Goal of the exercise:
For the word "icon", find each line in the entries where it occurs and copy that line.

Entries from a dataset of interfaces:
══════

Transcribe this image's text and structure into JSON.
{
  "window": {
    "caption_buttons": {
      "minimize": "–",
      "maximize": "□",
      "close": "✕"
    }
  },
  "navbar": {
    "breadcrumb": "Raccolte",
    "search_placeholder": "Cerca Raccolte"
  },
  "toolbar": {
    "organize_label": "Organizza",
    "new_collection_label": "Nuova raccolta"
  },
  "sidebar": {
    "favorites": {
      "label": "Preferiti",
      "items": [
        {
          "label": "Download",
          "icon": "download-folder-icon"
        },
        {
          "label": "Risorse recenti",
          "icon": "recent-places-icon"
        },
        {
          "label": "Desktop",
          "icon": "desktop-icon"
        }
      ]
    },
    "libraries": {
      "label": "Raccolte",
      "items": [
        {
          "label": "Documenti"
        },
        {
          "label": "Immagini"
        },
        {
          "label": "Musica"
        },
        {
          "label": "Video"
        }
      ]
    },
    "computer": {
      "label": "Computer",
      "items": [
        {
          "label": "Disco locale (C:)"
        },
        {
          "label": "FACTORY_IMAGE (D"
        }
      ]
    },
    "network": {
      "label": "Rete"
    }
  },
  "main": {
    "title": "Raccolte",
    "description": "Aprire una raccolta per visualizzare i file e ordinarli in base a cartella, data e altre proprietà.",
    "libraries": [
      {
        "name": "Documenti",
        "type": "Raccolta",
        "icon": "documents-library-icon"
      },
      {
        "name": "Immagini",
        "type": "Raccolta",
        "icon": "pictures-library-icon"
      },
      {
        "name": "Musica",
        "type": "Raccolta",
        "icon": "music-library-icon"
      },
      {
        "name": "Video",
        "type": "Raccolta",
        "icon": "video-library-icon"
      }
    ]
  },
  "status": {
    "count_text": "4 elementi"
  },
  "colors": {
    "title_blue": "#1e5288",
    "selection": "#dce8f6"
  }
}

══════

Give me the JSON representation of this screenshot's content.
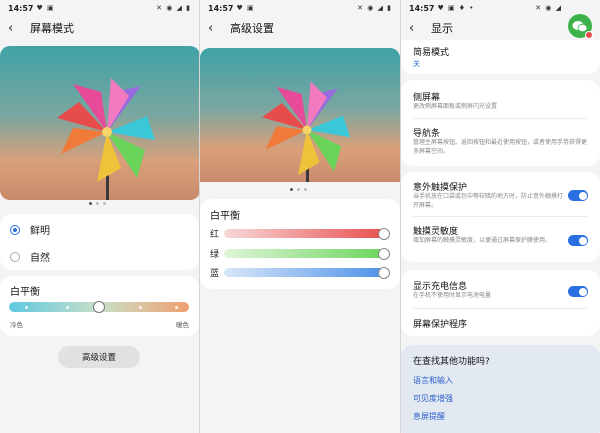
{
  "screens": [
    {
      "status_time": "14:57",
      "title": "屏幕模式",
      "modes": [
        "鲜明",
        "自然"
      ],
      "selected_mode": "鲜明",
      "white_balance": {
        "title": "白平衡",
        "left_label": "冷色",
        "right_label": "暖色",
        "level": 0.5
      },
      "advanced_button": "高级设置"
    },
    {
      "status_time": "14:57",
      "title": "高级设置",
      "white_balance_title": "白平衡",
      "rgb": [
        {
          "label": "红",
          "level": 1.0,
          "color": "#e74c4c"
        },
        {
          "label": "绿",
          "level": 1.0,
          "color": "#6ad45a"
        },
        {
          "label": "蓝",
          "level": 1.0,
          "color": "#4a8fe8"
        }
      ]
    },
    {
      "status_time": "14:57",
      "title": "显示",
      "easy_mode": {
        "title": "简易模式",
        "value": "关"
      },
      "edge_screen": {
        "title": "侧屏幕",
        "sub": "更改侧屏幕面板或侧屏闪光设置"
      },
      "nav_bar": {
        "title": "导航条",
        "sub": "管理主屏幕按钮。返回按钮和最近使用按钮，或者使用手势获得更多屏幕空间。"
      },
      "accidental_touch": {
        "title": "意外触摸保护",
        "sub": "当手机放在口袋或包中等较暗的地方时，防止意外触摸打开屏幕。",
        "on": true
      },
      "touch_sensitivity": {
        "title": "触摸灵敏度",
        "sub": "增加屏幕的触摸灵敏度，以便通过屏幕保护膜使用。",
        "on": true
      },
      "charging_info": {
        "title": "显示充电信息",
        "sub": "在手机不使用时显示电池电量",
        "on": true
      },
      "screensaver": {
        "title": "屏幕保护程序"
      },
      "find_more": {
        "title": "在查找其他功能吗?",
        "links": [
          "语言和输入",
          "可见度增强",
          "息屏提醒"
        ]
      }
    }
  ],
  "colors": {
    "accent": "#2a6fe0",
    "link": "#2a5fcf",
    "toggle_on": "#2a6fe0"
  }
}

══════

Your response:
          "icon": "download-folder-icon"
          "icon": "recent-places-icon"
          "icon": "desktop-icon"
        "icon": "documents-library-icon"
        "icon": "pictures-library-icon"
        "icon": "music-library-icon"
        "icon": "video-library-icon"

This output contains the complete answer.